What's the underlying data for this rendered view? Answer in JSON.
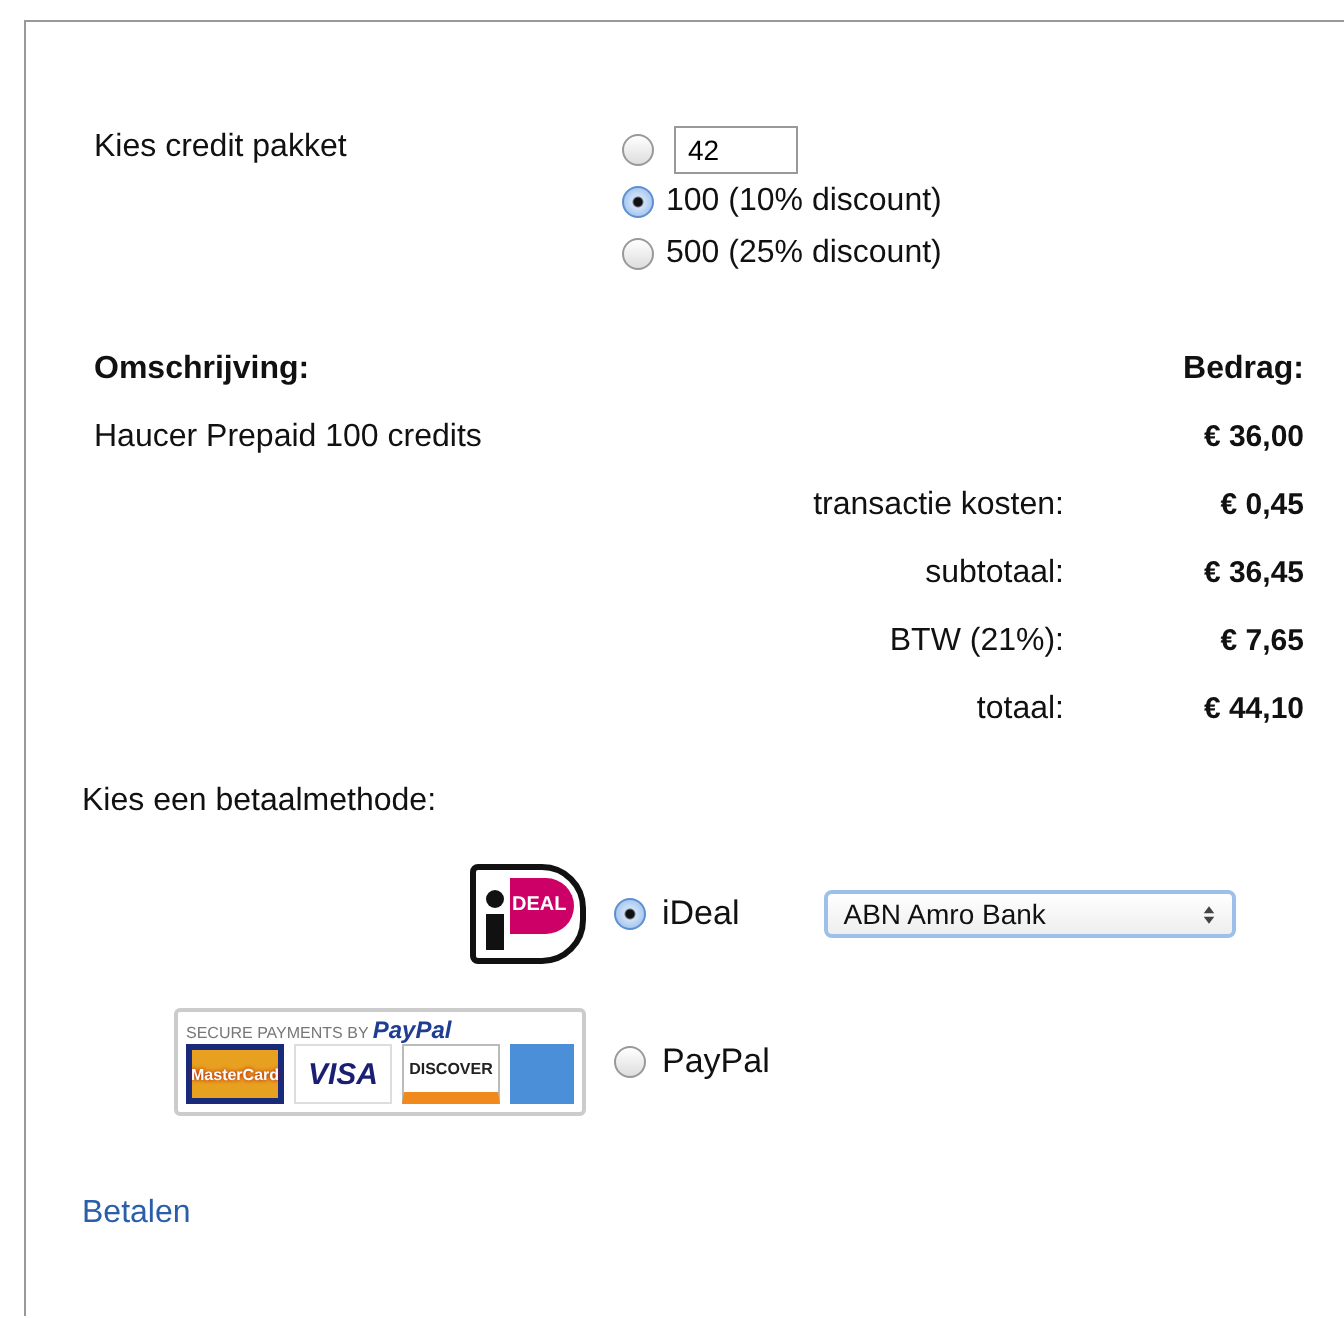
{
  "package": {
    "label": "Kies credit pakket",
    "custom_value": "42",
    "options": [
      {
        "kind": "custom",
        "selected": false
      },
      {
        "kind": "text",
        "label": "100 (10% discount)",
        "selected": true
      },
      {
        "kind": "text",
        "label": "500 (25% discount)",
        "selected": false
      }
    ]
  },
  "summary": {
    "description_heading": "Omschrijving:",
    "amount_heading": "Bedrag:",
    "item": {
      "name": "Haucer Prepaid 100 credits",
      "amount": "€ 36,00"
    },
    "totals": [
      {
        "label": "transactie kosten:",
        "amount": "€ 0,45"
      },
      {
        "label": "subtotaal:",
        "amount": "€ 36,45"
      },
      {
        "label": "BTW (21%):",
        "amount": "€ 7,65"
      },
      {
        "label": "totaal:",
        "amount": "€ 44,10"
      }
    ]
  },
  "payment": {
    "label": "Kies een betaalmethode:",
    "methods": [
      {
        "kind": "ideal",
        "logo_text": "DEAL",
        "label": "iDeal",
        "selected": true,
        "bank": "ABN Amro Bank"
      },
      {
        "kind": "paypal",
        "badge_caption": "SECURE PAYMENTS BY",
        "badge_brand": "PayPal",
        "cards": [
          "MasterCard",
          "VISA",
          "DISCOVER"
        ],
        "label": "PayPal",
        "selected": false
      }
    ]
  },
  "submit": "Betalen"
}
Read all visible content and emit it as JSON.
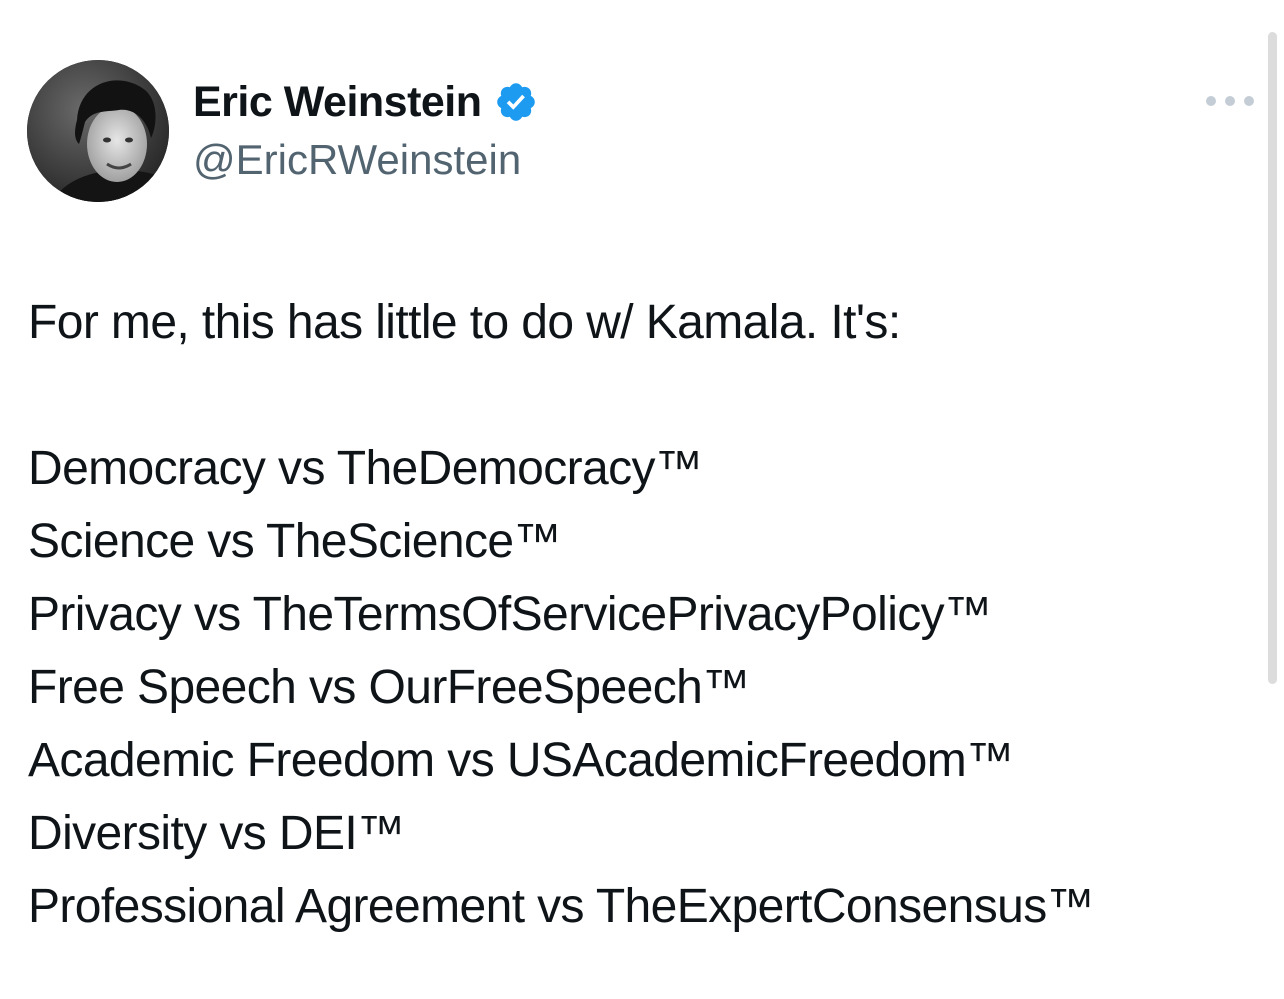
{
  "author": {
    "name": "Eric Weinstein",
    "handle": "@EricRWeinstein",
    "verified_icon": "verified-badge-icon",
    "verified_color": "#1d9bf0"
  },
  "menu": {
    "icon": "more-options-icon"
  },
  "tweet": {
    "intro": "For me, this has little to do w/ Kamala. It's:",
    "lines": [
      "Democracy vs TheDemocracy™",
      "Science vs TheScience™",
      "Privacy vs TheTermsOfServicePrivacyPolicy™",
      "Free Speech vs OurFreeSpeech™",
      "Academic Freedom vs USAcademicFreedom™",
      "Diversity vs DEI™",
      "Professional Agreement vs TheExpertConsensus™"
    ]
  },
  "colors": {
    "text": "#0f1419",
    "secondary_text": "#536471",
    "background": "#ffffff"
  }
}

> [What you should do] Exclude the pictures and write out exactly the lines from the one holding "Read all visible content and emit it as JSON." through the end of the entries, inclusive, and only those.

> [Response box]
Read all visible content and emit it as JSON.
{
  "author": {
    "name": "Eric Weinstein",
    "handle": "@EricRWeinstein",
    "verified_icon": "verified-badge-icon",
    "verified_color": "#1d9bf0"
  },
  "menu": {
    "icon": "more-options-icon"
  },
  "tweet": {
    "intro": "For me, this has little to do w/ Kamala. It's:",
    "lines": [
      "Democracy vs TheDemocracy™",
      "Science vs TheScience™",
      "Privacy vs TheTermsOfServicePrivacyPolicy™",
      "Free Speech vs OurFreeSpeech™",
      "Academic Freedom vs USAcademicFreedom™",
      "Diversity vs DEI™",
      "Professional Agreement vs TheExpertConsensus™"
    ]
  },
  "colors": {
    "text": "#0f1419",
    "secondary_text": "#536471",
    "background": "#ffffff"
  }
}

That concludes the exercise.